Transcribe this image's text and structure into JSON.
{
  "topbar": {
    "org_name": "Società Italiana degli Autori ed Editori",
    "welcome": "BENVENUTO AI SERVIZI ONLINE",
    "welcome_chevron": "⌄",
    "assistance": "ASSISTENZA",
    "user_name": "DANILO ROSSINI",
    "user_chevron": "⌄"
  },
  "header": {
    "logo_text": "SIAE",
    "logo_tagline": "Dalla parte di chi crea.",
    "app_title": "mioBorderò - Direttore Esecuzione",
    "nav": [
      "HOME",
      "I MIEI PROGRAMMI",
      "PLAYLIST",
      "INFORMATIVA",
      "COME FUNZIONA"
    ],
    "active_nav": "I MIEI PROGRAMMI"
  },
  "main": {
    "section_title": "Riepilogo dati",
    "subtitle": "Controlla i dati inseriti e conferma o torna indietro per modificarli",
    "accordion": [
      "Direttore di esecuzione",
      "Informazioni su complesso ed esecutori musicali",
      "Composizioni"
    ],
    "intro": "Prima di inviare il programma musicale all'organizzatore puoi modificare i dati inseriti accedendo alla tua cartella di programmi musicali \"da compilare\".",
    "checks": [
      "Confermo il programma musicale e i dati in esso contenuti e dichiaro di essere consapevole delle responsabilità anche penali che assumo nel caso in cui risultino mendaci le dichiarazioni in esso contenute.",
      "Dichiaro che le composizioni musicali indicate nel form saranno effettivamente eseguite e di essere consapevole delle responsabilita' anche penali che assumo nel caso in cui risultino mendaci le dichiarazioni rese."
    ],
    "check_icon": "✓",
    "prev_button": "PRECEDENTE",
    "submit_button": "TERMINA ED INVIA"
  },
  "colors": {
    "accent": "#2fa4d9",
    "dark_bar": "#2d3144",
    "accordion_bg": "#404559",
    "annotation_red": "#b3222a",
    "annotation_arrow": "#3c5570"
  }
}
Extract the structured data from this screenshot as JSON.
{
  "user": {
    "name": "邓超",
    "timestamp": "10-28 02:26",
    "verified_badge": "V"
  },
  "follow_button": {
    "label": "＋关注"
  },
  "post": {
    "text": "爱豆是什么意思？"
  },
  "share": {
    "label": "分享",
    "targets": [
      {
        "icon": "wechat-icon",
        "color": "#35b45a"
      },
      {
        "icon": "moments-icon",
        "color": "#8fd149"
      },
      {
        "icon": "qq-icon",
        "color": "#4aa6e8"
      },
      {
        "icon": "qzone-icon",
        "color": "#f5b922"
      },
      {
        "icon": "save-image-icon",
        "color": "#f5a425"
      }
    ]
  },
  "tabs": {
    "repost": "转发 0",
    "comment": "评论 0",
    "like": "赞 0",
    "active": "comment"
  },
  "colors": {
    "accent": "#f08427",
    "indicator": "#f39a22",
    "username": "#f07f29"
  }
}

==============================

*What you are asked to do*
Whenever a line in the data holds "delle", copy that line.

*Answer for the task*
      "Confermo il programma musicale e i dati in esso contenuti e dichiaro di essere consapevole delle responsabilità anche penali che assumo nel caso in cui risultino mendaci le dichiarazioni in esso contenute.",
      "Dichiaro che le composizioni musicali indicate nel form saranno effettivamente eseguite e di essere consapevole delle responsabilita' anche penali che assumo nel caso in cui risultino mendaci le dichiarazioni rese."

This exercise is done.